An introduction to GORM library for Go.

Luis Masuelli
May 12 · 2 min read


Building a database application in Go[lang] is somewhat different to other languages (like Java, Ruby, or Python). This is mainly related to the fact that Go is a native language and thus the type system is somewhat different to what the aforementioned languages have to offer: Go’s is a static one.

Given that, making an ORM could sometimes be different, have some caveats, and may make you prefer to fallback to plain SQL libraries.

While a fallback to plain SQL is quite understandable under certain conditions, ORM can ease our way when those conditions do not bother us, and that’s why most of us prefer ORMs overall.

Now, if you are using Beego, you already have that problem solved. However, since (at least, in my opinion) Beego is an opinionated piece of crap, I prefer the idea of using iris for the web and gorm (in particular, this article stands for version v1.9.8) and, at the same time, this article serves its purpose also for database applications that are not web-based.
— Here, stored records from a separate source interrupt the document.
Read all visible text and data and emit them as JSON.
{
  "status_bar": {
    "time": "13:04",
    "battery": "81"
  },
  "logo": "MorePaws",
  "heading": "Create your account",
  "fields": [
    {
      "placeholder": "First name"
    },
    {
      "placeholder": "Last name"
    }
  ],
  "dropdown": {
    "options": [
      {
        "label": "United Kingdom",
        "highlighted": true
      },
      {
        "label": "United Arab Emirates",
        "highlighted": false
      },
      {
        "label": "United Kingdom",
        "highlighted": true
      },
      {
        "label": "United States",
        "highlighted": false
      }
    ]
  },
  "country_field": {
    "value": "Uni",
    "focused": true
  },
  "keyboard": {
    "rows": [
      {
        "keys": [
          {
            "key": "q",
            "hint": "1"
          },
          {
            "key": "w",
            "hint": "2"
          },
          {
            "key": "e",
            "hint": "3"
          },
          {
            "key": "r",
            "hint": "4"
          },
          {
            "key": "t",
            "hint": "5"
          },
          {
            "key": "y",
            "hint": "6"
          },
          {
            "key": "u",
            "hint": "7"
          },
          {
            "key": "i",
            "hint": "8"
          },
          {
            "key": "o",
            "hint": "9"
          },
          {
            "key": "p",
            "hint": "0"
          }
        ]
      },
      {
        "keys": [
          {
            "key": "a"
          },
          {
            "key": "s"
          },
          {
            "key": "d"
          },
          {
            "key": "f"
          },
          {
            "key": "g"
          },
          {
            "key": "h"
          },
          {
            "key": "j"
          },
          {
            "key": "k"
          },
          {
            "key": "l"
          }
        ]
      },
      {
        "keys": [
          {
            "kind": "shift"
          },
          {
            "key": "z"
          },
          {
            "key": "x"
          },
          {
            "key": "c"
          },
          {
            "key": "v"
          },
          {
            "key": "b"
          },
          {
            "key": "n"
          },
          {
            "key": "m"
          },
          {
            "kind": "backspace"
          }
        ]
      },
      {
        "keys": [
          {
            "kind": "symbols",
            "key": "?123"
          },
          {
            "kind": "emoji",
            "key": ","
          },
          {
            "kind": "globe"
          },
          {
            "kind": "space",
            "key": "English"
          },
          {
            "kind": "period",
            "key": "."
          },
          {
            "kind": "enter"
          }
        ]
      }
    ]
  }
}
Connecting to a database

Before we start, we need to have a database server of our choice (MySQL, PostgreSQL, and even individual SQLite databases are supported dialects in GORM), and also we have to setup a database.

For this example, I’m creating my database pizzas in my local server. Since this is just a sample — and also it will help me demonstrating the simplicity of use — I’m creating a quite simple file you can also create (provided you installed gorm, of course, either in your $GOPATH or in your module requirements if using GO111MODULES):

package mainimport (
_ "github.com/jinzhu/gorm/dialects/mysql"
func Connect() (*gorm.DB, error) {
return gorm.Open("username:password@/pizzas?charset=utf8&parseTime=True&loc=Local")
func main() {
if db, err := Connect(); err != nil {
fmt.Printf("Dude! I could not connect to the database. This happened: %s. Please fix everything and try again", err)
} else {
// Remember: defer causes the sentence
// to be executed at the end.
defer db.Close()
fmt.Println("Database connection was successful. Enjoy.")
// Now, it is up to you and your evil
// desire.

Perhaps you noticed there is no host:port pair between @ and /. That means the host is localhost, and the port is the default (in mysql: 3306).

Considering the trailing querystring parameters are optional, I’d at least leave charset=utf8 as a de facto mandatory to be used. Aside from that, our MySQL connection is ready.

I will now assume you are using this stub, and thus your db connection will be available appropriately.

So far, our pizza store is open.

Go to part 2

Welcome to a place where words matter. On Medium, smart voices and original ideas take center stage - with no ads in sight. Watch
Follow all the topics you care about, and we’ll deliver the best stories for you to your homepage and inbox. Explore
Get unlimited access to the best stories on Medium — and support writers while you’re at it. Just $5/month. Upgrade